Change yourselves. Crack the system. Create implicit test conditions and cases. See the system from the user's perspective. The role of QA is gaining more importance since the various systems in production are still inflicted with bugs. These defects lead to unexpected down time to the business. The financial loss caused due to bugs and downtime is higher. Bugs in mission critical applications may be catastrophic. And the board is becoming responsible for the unexpected business loss due to bugs.
As a test engineer you perform your role. Verify and validate the system for the business user requirements. Even if you detect hundreds of bugs nobody will appreciate it because you are performing your job. But when one unknown defect is unearthed in production it will fire back on the entire QA team. Your role is ensuring that no known bugs exist in the system.
Identify and Improve Processes

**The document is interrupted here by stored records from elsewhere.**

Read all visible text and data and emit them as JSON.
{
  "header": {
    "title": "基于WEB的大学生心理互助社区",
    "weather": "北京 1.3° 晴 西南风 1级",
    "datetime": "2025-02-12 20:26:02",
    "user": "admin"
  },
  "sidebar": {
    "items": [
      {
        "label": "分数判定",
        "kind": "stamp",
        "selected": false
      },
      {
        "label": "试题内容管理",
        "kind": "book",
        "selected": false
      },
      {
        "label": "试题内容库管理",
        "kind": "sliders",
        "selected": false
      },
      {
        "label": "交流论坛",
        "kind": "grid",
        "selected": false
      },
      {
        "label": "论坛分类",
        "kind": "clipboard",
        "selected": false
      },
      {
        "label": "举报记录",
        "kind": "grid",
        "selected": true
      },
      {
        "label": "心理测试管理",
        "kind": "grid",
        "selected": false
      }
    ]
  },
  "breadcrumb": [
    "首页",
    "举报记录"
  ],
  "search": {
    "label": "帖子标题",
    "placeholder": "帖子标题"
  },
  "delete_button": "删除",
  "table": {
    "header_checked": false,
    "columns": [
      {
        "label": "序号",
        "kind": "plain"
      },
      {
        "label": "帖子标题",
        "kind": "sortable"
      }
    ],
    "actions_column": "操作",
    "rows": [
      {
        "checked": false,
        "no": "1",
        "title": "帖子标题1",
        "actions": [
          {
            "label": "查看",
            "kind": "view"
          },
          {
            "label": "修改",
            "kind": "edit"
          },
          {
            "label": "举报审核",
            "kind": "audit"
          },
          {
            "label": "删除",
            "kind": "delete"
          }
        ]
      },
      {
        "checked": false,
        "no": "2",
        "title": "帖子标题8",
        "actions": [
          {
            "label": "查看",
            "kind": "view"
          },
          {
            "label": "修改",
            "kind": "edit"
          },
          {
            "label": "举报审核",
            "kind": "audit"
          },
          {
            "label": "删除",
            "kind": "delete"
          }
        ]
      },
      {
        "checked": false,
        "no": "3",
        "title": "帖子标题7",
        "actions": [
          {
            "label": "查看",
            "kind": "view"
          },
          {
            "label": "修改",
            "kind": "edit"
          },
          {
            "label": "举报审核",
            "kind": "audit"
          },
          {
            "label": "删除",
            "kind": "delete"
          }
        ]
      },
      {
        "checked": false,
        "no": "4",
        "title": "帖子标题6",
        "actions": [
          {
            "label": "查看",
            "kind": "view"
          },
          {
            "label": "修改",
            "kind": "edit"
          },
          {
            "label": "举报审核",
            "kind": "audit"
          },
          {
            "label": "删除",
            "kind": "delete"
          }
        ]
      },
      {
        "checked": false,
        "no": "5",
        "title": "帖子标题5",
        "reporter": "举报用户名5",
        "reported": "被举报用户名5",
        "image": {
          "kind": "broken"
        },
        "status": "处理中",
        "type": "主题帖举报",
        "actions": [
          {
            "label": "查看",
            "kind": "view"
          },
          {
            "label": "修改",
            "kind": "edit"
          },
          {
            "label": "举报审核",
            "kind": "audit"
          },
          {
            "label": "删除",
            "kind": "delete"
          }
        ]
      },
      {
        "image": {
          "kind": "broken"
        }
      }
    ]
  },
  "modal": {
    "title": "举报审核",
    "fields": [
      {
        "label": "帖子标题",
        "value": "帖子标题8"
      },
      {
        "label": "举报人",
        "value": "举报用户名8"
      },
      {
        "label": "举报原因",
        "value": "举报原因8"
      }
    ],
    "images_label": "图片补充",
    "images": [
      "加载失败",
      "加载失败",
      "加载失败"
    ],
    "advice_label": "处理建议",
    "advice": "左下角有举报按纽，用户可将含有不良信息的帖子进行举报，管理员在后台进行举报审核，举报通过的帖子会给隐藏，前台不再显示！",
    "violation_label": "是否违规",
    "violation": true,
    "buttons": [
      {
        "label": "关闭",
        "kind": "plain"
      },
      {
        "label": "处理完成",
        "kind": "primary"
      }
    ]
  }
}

Although test engineers need to work within the defined boundaries of the processes and procedures established within their work environment, there is always room for continuous process improvement. Expect the unexpected. Identify the loose ends in the process and bridge the gaps with innovative quality improvement processes. Analyze the pattern in the defects identified in the previous releases of the application. Tighten the test cases to capture the hidden defects. Perform a complete review for ambiguous statements in the requirements documents, which may give rise to different interpretations and ultimately to bugs in the system.
Develop a Killer Instinct
Follow this list to help you develop a killer instinct.
- Deliver quality.
- Avoid repetition.
- Test to destroy.
- Improve the process.
- Create knowledge base.
- Analyze the test results.
- Verify the test environment.
- Help others to learn more for you.
- Do not hesitate to take help from others.
- Read between the lines in the base line documents.
- Generate required data to execute all the test cases.
- Emancipate lateral thinking in developing test cases.
- Arrive at the gap between various base line documents.
- Learn the new testing technologies and tools around you.
- Continue updating your business knowledge. It is because of that business we survive.
- Improve proper communication. Improper presentation has sent several testers home.
You cannot have your cake and eat it too. Unless the system is put through rigorous testing, the credibility of the QA team will be undermined. Place yourself in the shoes of the business users. Your interaction with others may give rise to different perspectives, which will fine-tune your test cases and help you unearth a hidden bug.